/---

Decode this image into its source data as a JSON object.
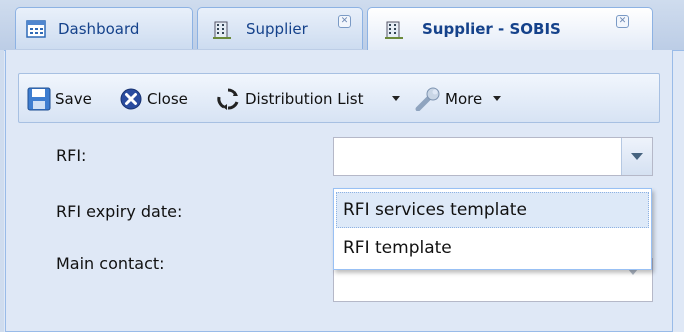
{
  "tabs": [
    {
      "label": "Dashboard",
      "icon": "dashboard-icon",
      "active": false,
      "closable": false
    },
    {
      "label": "Supplier",
      "icon": "building-icon",
      "active": false,
      "closable": true
    },
    {
      "label": "Supplier - SOBIS",
      "icon": "building-icon",
      "active": true,
      "closable": true
    }
  ],
  "toolbar": {
    "save": "Save",
    "close": "Close",
    "distribution_list": "Distribution List",
    "more": "More"
  },
  "form": {
    "rfi_label": "RFI:",
    "rfi_value": "",
    "rfi_expiry_label": "RFI expiry date:",
    "main_contact_label": "Main contact:"
  },
  "rfi_options": [
    "RFI services template",
    "RFI template"
  ],
  "colors": {
    "accent": "#15428b",
    "panel": "#dfe8f6",
    "close_icon": "#2a4c9f"
  }
}
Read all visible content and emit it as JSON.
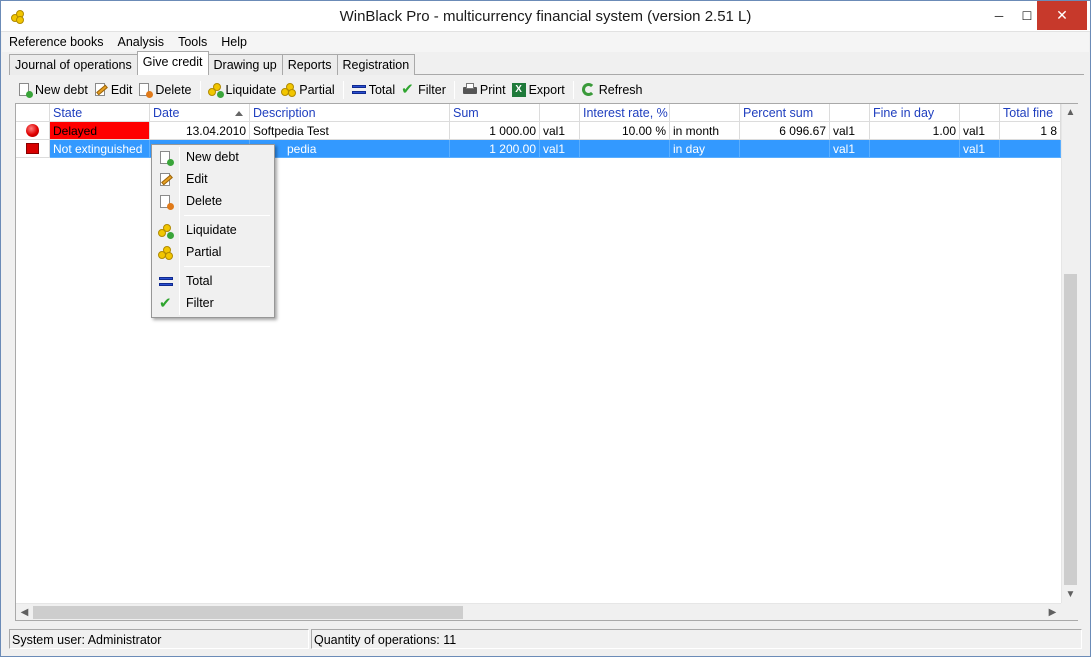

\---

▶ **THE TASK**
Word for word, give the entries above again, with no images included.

▶ **SOLUTION**
Decode this image into its source data as a JSON object.
{
  "tabs": [
    {
      "label": "Dashboard",
      "icon": "dashboard-icon",
      "active": false,
      "closable": false
    },
    {
      "label": "Supplier",
      "icon": "building-icon",
      "active": false,
      "closable": true
    },
    {
      "label": "Supplier - SOBIS",
      "icon": "building-icon",
      "active": true,
      "closable": true
    }
  ],
  "toolbar": {
    "save": "Save",
    "close": "Close",
    "distribution_list": "Distribution List",
    "more": "More"
  },
  "form": {
    "rfi_label": "RFI:",
    "rfi_value": "",
    "rfi_expiry_label": "RFI expiry date:",
    "main_contact_label": "Main contact:"
  },
  "rfi_options": [
    "RFI services template",
    "RFI template"
  ],
  "colors": {
    "accent": "#15428b",
    "panel": "#dfe8f6",
    "close_icon": "#2a4c9f"
  }
}
Read all visible content and emit it as JSON.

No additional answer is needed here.